Similar spice. Different table. When I’m on the cusp of a character makeover, I discover an internal salt granule threatening to embed itself into a previous flesh wound. Just when I think I’ve overcome an offense, that saline washes into another part of my life.
Salt serves as a cleaner and healer. I need its properties to rid me of harmful deposits that clog my soul. In Jeremiah 7, I find a purifying agent. Jeremiah says that if we really want to change our approach, we cannot trust deceptive words.
“This is the temple of the Lord” is repeated three times until Jeremiah interrupts the monologue with a call to action. “You are trusting in deceptive words that are worthless (Jer. 4:8).”
My salty words become tasteless when I make promises and break them. A slow fade or a gradual slacking can resemble an artificial declaration. I sometimes resemble the little boy’s character in the story about crying wolf. The little boy cries wolf, wolf, wolf. Sure enough, the wolf shows up at his K-9 dinner time, accepts the boy’s banquet invitation and eats the salty lad (tastes like chicken?).
The wolf filled up on the boy’s spoken words. Metaphorically, the boy ate crow. His words had gotten him eaten alive. I don’t want to be swallowed by deception. I want to dive into a deep body of salt water that preserves me from the shallowness of surface chatter.
Held afloat by my eternal Life Preserver. Anchored from sea to ever shining Sea,

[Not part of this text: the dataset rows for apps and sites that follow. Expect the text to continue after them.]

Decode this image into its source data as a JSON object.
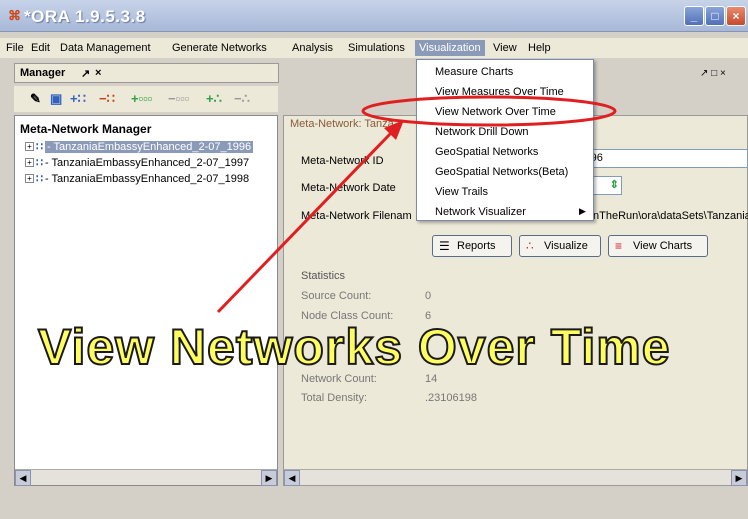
{
  "window": {
    "title": "*ORA 1.9.5.3.8"
  },
  "menu": [
    "File",
    "Edit",
    "Data Management",
    "Generate Networks",
    "Analysis",
    "Simulations",
    "Visualization",
    "View",
    "Help"
  ],
  "visualization_menu": [
    "Measure Charts",
    "View Measures Over Time",
    "View Network Over Time",
    "Network Drill Down",
    "GeoSpatial Networks",
    "GeoSpatial Networks(Beta)",
    "View Trails",
    "Network Visualizer"
  ],
  "manager": {
    "tab_label": "Manager",
    "header": "Meta-Network Manager"
  },
  "tree": [
    "TanzaniaEmbassyEnhanced_2-07_1996",
    "TanzaniaEmbassyEnhanced_2-07_1997",
    "TanzaniaEmbassyEnhanced_2-07_1998"
  ],
  "tree_prefix": "- ",
  "details": {
    "header": "Meta-Network: Tanza",
    "id_label": "Meta-Network ID",
    "id_value": "07_1996",
    "date_label": "Meta-Network Date",
    "date_value": "7",
    "filename_label": "Meta-Network Filenam",
    "filename_value": "nTheRun\\ora\\dataSets\\Tanzania",
    "buttons": {
      "reports": "Reports",
      "visualize": "Visualize",
      "view_charts": "View Charts"
    }
  },
  "statistics": {
    "title": "Statistics",
    "rows": [
      {
        "label": "Source Count:",
        "value": "0"
      },
      {
        "label": "Node Class Count:",
        "value": "6"
      },
      {
        "label": "Network Count:",
        "value": "14"
      },
      {
        "label": "Total Density:",
        "value": ".23106198"
      }
    ]
  },
  "overlay_caption": "View Networks Over Time",
  "colors": {
    "highlight_ring": "#e02020",
    "caption": "#fffe60",
    "menu_selected": "#8a9ab8"
  }
}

“Do not trust in deceptive words and say, “This is the temple of the Lord, the temple of the Lord, the temple of the Lord. If you really change your ways and your actions and deal with each other justly…But look, you are trusting in deceptive worlds that are worthless (Jer. 7:4-5, 8).